1911 Encyclopædia Britannica/Susa (Elam)
SUSA (Biblical, Shushan), the capital of Susiana or Elam and from the time of Darius I. the chief residence of the Achaemenian kings. It had been the centre of the old monarchy of Elam and had undergone many vicissitudes before it fell into the hands of the Persians (see Elam). The site, fixed by the explorations of W. K. Loftus, lies in the plain, but within sight of the mountains, between the courses of the Kerkha (Choaspes) and the Dizful, one of the affluents of the Pasitigris. The Shaur, a small tributary of the Dizful, washes the eastern base of the mounds of Shush, and seems to be the representative of the ancient Ulai or Eulaeus. Thus the whole district was fruitful and well watered; the surrounding rivers with their canals gave protection and a waterway to the Persian Gulf; while the position of the town between the Semitic and Iranian lands of the empire was convenient for administrative purposes. Susa therefore became a vast and populous capital; Greek writers assign to it a circuit of 15 or 20 m.
The remains include four mounds, of which one is the site of the citadel called Memnonion by the Greeks, while another (the Apadana to the east of it) represents the palace of Darius I. and Artaxerxes II. Mnemon. This latter has been excavated by M. Dieulafoy and the enamelled bricks with which its walls were adorned are now in the Louvre. South of these two mounds is the site of the royal Elamite city. The fourth mound, covering the remains of the poorer houses, is on the right bank of the river between the Shaur and the Kerkha. J. de Morgan’s excavations (since 1897) have been principally in the citadel mound, which measures roughly 1500 ft. by 825 ft. and is 125 ft. high. The two lowest strata belong to the stone age, and the first is characterized by a fine thin pottery, with yellow paste decorated with geometrical patterns and animal or vegetable figures in black and brown-red. Some of it is similar to the prehistoric pottery of Egypt. The pottery of the second neolithic stratum is much inferior. Above these strata come the remains of Elamite and early Babylonian civilization with inscribed objects, the oldest of which exhibit the pictorial characters out of which the cuneiform were evolved. Under the foundations of the temple of In-Susinak (in the north-west part of the mound) a vast quantity of bronze objects has been discovered, for the most part earlier than the 10th century B.C. Among the monuments brought to light in other parts of the mound are the obelisk of Manistusu (see Babylonia), the stela of Naram-Sin and the code of Khammurabi, along with. a great number of historically valuable boundary-stones. The upper portions of the mounds have yielded, besides Persian remains, Greek pottery and inscriptions of the 4th century B.C., numerous coins of the Kamnaskires dynasty and other kings of Elymais in the Seleucid era, and Parthian and Sassanian relics. In the Sassanian period the city was razed in consequence of a revolt, but rebuilt by Sapor (Shapur) II.; the walls were again destroyed at the time of the Mahommedan conquest, but the site, which is now deserted, was a seat of sugar manufacture in the middle ages.

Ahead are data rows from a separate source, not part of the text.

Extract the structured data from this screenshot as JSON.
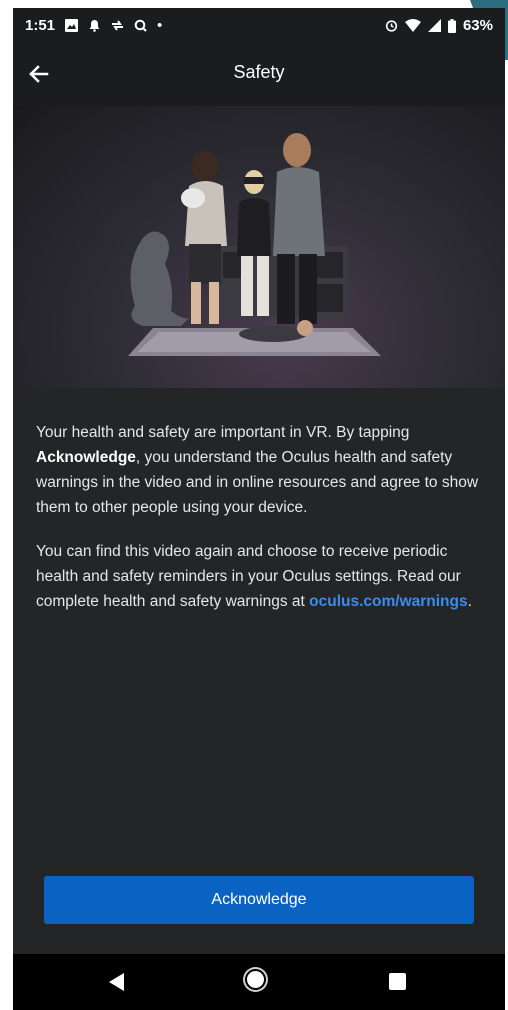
{
  "status_bar": {
    "time": "1:51",
    "dot": "•",
    "battery_percent": "63%",
    "icons": [
      "gallery-icon",
      "notification-icon",
      "sync-icon",
      "search-app-icon",
      "alarm-icon",
      "wifi-icon",
      "signal-icon",
      "battery-icon"
    ]
  },
  "app_bar": {
    "title": "Safety",
    "back_icon": "arrow-left-icon"
  },
  "body": {
    "p1_before": "Your health and safety are important in VR. By tapping ",
    "p1_bold": "Acknowledge",
    "p1_after": ", you understand the Oculus health and safety warnings in the video and in online resources and agree to show them to other people using your device.",
    "p2_before": "You can find this video again and choose to receive periodic health and safety reminders in your Oculus settings. Read our complete health and safety warnings at ",
    "p2_link": "oculus.com/warnings",
    "p2_after": "."
  },
  "actions": {
    "acknowledge_label": "Acknowledge"
  },
  "colors": {
    "background": "#242527",
    "primary_button": "#0a63c2",
    "link": "#3a8cf0"
  },
  "nav_bar": {
    "icons": [
      "nav-back-icon",
      "nav-home-icon",
      "nav-recents-icon"
    ]
  }
}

Bibliography.—W. K. Loftus, Travels and Researches in Chaldaea and Susiana (1857); M. Dieulafoy, L’Art antique de la Perse (1884–85), L’Acropole de Suse (1890); A. Billerbeck, Susa (1893); J. de Morgan, Mémoires de la délégation en Perse, vols. i.-viii. (from 1899). See also Persia: Ancient History, § v. 2. (A. H. S.)